__Action item__. A word-for-word copy of the entries below is required.
....
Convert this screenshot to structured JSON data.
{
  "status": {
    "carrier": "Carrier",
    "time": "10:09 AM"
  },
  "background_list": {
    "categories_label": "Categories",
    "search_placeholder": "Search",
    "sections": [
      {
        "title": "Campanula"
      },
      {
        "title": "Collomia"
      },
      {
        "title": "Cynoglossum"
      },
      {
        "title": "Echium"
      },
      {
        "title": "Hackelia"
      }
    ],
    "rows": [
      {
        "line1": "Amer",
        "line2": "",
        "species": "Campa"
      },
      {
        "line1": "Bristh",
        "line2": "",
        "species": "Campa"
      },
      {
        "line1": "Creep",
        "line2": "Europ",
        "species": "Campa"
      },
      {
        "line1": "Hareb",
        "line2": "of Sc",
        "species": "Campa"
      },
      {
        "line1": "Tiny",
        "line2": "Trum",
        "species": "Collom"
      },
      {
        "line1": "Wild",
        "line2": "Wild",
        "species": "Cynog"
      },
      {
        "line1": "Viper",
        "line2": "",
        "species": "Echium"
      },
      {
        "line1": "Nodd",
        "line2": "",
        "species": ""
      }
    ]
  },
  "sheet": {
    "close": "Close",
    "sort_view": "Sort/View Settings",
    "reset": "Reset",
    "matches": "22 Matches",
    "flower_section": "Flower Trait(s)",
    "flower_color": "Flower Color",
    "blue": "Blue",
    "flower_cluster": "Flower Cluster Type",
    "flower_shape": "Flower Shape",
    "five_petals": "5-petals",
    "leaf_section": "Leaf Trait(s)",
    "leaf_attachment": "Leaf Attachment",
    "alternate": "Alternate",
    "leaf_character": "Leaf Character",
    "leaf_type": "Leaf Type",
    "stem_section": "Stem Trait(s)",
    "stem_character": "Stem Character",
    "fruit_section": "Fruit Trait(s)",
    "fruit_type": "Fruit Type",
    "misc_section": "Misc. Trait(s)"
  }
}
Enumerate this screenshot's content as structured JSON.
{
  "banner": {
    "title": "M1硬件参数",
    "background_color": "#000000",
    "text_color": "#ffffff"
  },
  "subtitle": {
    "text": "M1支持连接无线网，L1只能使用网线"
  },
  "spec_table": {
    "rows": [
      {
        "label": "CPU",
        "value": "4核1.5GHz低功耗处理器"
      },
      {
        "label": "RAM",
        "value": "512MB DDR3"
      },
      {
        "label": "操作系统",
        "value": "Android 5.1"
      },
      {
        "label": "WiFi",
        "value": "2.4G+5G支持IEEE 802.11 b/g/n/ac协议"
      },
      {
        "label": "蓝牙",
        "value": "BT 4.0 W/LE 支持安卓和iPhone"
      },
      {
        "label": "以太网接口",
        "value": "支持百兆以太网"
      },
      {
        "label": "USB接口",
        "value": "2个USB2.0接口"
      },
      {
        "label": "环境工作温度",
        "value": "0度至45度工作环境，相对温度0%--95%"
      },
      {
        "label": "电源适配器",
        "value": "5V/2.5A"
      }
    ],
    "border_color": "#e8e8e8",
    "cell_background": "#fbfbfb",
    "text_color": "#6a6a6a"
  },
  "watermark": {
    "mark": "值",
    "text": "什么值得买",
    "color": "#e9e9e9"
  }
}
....
__Result of the task__.
Convert this screenshot to structured JSON data.
{
  "status": {
    "carrier": "Carrier",
    "time": "10:09 AM"
  },
  "background_list": {
    "categories_label": "Categories",
    "search_placeholder": "Search",
    "sections": [
      {
        "title": "Campanula"
      },
      {
        "title": "Collomia"
      },
      {
        "title": "Cynoglossum"
      },
      {
        "title": "Echium"
      },
      {
        "title": "Hackelia"
      }
    ],
    "rows": [
      {
        "line1": "Amer",
        "line2": "",
        "species": "Campa"
      },
      {
        "line1": "Bristh",
        "line2": "",
        "species": "Campa"
      },
      {
        "line1": "Creep",
        "line2": "Europ",
        "species": "Campa"
      },
      {
        "line1": "Hareb",
        "line2": "of Sc",
        "species": "Campa"
      },
      {
        "line1": "Tiny",
        "line2": "Trum",
        "species": "Collom"
      },
      {
        "line1": "Wild",
        "line2": "Wild",
        "species": "Cynog"
      },
      {
        "line1": "Viper",
        "line2": "",
        "species": "Echium"
      },
      {
        "line1": "Nodd",
        "line2": "",
        "species": ""
      }
    ]
  },
  "sheet": {
    "close": "Close",
    "sort_view": "Sort/View Settings",
    "reset": "Reset",
    "matches": "22 Matches",
    "flower_section": "Flower Trait(s)",
    "flower_color": "Flower Color",
    "blue": "Blue",
    "flower_cluster": "Flower Cluster Type",
    "flower_shape": "Flower Shape",
    "five_petals": "5-petals",
    "leaf_section": "Leaf Trait(s)",
    "leaf_attachment": "Leaf Attachment",
    "alternate": "Alternate",
    "leaf_character": "Leaf Character",
    "leaf_type": "Leaf Type",
    "stem_section": "Stem Trait(s)",
    "stem_character": "Stem Character",
    "fruit_section": "Fruit Trait(s)",
    "fruit_type": "Fruit Type",
    "misc_section": "Misc. Trait(s)"
  }
}
Enumerate this screenshot's content as structured JSON.
{
  "banner": {
    "title": "M1硬件参数",
    "background_color": "#000000",
    "text_color": "#ffffff"
  },
  "subtitle": {
    "text": "M1支持连接无线网，L1只能使用网线"
  },
  "spec_table": {
    "rows": [
      {
        "label": "CPU",
        "value": "4核1.5GHz低功耗处理器"
      },
      {
        "label": "RAM",
        "value": "512MB DDR3"
      },
      {
        "label": "操作系统",
        "value": "Android 5.1"
      },
      {
        "label": "WiFi",
        "value": "2.4G+5G支持IEEE 802.11 b/g/n/ac协议"
      },
      {
        "label": "蓝牙",
        "value": "BT 4.0 W/LE 支持安卓和iPhone"
      },
      {
        "label": "以太网接口",
        "value": "支持百兆以太网"
      },
      {
        "label": "USB接口",
        "value": "2个USB2.0接口"
      },
      {
        "label": "环境工作温度",
        "value": "0度至45度工作环境，相对温度0%--95%"
      },
      {
        "label": "电源适配器",
        "value": "5V/2.5A"
      }
    ],
    "border_color": "#e8e8e8",
    "cell_background": "#fbfbfb",
    "text_color": "#6a6a6a"
  },
  "watermark": {
    "mark": "值",
    "text": "什么值得买",
    "color": "#e9e9e9"
  }
}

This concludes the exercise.